**ACTION ITEM**
Reproduce the data in full, exactly as it appears.

**DATASET RECORDS**

Start of Block

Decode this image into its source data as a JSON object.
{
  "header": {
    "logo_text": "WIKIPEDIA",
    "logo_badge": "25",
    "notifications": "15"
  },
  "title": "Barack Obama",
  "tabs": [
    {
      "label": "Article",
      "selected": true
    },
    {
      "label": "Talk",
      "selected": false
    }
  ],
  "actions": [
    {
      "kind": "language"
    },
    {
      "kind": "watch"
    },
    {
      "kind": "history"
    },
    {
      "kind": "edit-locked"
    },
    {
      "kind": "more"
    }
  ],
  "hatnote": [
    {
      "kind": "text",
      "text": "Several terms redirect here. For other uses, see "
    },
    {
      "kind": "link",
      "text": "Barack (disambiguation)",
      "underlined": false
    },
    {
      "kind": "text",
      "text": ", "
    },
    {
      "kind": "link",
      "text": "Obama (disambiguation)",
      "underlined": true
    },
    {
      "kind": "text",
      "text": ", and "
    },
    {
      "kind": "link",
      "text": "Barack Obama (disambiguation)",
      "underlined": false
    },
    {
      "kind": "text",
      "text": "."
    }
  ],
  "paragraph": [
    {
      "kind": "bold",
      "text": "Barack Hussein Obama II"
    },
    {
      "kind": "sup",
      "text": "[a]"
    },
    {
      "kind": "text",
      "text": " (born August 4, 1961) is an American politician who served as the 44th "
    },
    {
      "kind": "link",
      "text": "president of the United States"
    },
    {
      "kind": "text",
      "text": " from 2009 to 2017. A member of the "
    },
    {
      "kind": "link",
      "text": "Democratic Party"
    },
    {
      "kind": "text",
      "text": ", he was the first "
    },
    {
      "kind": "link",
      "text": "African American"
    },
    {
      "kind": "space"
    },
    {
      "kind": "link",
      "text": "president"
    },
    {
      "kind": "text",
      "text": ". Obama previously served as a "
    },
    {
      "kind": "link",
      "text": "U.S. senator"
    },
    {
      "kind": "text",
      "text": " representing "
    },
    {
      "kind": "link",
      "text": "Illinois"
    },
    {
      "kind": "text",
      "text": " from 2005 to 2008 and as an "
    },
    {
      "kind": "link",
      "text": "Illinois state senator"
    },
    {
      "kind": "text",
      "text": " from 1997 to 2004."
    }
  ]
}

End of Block

**ANSWER SPACE**
Decode this image into its source data as a JSON object.
{
  "header": {
    "logo_text": "WIKIPEDIA",
    "logo_badge": "25",
    "notifications": "15"
  },
  "title": "Barack Obama",
  "tabs": [
    {
      "label": "Article",
      "selected": true
    },
    {
      "label": "Talk",
      "selected": false
    }
  ],
  "actions": [
    {
      "kind": "language"
    },
    {
      "kind": "watch"
    },
    {
      "kind": "history"
    },
    {
      "kind": "edit-locked"
    },
    {
      "kind": "more"
    }
  ],
  "hatnote": [
    {
      "kind": "text",
      "text": "Several terms redirect here. For other uses, see "
    },
    {
      "kind": "link",
      "text": "Barack (disambiguation)",
      "underlined": false
    },
    {
      "kind": "text",
      "text": ", "
    },
    {
      "kind": "link",
      "text": "Obama (disambiguation)",
      "underlined": true
    },
    {
      "kind": "text",
      "text": ", and "
    },
    {
      "kind": "link",
      "text": "Barack Obama (disambiguation)",
      "underlined": false
    },
    {
      "kind": "text",
      "text": "."
    }
  ],
  "paragraph": [
    {
      "kind": "bold",
      "text": "Barack Hussein Obama II"
    },
    {
      "kind": "sup",
      "text": "[a]"
    },
    {
      "kind": "text",
      "text": " (born August 4, 1961) is an American politician who served as the 44th "
    },
    {
      "kind": "link",
      "text": "president of the United States"
    },
    {
      "kind": "text",
      "text": " from 2009 to 2017. A member of the "
    },
    {
      "kind": "link",
      "text": "Democratic Party"
    },
    {
      "kind": "text",
      "text": ", he was the first "
    },
    {
      "kind": "link",
      "text": "African American"
    },
    {
      "kind": "space"
    },
    {
      "kind": "link",
      "text": "president"
    },
    {
      "kind": "text",
      "text": ". Obama previously served as a "
    },
    {
      "kind": "link",
      "text": "U.S. senator"
    },
    {
      "kind": "text",
      "text": " representing "
    },
    {
      "kind": "link",
      "text": "Illinois"
    },
    {
      "kind": "text",
      "text": " from 2005 to 2008 and as an "
    },
    {
      "kind": "link",
      "text": "Illinois state senator"
    },
    {
      "kind": "text",
      "text": " from 1997 to 2004."
    }
  ]
}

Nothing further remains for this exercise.